This level is still relatively far from the all-time high of 20 T reached in mid-October. That said, the change itself would be the largest percentage since mid-September. This is also the second adjustment after the difficulty’s second largest drop in history on November 3.
The hashrate (the computational power of the network), though falling before this major difficulty drop, has seen another increase since November 2, as the difficulty went up nearly 5% two weeks ago as well. Per BitInfoCharts.com, the hashrate (7-day simple moving average) went up 27.3% from then until today.
The mining difficulty of Bitcoin is adjusted around every two weeks (that is, every 2016 blocks) to maintain the normal 10-minute block time. BitInfoCharts currently shows this average time between blocks to be 9 minutes, whereas it was well over 10 minutes in late October and early November.
Meanwhile, according to ByteTree, miners held onto their coins rather than selling them in the past seven days, though the situation is opposite in the last five and twelve weeks.
All this is happening during a general market correction this week, following a major November rally that had pushed bitcoin over USD 19,000, and close to its all-time high. That said, at the time of writing (10:54 UTC), bitcoin fell nearly 2.65% in a day and more than 8% in a week to USD 16,779.

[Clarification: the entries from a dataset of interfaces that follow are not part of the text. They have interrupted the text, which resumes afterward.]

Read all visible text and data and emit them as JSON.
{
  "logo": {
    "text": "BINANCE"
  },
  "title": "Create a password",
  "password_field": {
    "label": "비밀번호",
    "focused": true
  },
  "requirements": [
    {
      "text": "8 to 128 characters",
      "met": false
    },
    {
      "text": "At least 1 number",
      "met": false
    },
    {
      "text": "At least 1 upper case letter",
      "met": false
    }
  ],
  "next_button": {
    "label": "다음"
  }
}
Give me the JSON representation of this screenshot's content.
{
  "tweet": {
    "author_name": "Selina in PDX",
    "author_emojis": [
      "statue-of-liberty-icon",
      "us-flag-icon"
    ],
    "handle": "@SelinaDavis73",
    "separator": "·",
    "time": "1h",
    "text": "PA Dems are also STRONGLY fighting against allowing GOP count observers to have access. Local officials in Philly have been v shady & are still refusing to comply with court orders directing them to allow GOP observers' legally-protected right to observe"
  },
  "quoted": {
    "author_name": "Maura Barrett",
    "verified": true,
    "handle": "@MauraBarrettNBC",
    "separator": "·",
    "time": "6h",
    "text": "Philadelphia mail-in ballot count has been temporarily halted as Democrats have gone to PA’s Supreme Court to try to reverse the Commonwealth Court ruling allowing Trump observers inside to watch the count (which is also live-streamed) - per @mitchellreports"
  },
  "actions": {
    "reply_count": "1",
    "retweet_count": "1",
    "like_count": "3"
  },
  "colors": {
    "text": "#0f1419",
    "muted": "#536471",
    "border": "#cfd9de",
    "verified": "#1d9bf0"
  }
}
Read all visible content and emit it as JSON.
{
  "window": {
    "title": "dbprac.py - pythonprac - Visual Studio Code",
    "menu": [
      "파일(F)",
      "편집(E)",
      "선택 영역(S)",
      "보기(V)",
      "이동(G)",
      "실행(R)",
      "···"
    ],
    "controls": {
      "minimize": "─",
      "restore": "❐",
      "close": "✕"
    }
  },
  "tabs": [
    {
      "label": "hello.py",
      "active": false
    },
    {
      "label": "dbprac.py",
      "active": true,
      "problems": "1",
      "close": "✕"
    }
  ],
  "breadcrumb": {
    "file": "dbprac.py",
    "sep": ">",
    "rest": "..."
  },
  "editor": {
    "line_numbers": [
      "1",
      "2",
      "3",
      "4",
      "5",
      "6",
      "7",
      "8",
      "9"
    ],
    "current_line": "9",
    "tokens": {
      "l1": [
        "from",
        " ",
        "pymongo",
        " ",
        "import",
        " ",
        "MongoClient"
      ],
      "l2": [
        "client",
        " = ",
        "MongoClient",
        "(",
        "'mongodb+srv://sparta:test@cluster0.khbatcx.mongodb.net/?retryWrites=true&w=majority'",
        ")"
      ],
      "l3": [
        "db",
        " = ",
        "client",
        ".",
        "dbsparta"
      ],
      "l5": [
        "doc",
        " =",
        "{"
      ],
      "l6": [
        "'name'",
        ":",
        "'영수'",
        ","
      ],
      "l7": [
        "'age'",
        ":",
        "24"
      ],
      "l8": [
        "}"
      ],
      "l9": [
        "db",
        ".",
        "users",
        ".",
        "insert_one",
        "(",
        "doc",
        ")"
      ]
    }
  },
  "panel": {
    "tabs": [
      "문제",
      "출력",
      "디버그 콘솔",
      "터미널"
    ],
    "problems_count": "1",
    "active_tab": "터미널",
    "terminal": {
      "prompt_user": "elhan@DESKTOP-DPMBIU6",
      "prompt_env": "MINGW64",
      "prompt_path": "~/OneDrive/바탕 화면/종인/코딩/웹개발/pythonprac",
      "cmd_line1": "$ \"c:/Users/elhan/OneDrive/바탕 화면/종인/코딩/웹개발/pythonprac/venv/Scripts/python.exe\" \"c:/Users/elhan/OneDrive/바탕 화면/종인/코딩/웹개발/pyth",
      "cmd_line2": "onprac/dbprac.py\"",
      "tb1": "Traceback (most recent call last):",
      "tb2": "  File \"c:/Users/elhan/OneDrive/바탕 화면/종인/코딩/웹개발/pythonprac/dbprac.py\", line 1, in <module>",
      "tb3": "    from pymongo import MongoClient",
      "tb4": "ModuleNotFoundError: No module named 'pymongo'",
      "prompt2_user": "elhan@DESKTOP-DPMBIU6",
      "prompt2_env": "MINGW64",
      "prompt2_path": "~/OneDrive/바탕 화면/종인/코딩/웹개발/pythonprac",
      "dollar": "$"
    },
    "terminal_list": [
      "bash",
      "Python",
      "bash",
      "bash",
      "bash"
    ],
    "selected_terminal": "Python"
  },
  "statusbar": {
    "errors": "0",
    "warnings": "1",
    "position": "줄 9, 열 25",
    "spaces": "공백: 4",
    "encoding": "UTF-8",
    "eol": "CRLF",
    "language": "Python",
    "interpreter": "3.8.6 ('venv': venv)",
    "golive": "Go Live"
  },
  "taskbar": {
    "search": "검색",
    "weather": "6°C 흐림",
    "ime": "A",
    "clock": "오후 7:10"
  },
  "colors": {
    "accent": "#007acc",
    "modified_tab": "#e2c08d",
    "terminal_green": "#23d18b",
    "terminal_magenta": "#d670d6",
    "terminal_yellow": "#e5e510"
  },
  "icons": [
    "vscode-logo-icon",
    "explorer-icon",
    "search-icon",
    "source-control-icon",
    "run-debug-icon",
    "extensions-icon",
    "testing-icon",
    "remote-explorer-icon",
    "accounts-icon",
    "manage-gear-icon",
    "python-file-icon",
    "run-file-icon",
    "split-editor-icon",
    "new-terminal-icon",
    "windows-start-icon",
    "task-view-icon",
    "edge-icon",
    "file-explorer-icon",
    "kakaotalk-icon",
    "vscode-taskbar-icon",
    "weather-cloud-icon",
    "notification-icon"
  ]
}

Amidst Increasing Prices, Bitcoin Fees Drop, Ethereum Fees Rise
Furious Abkhazian Villagers Forcibly Close Down Crypto Mining Farms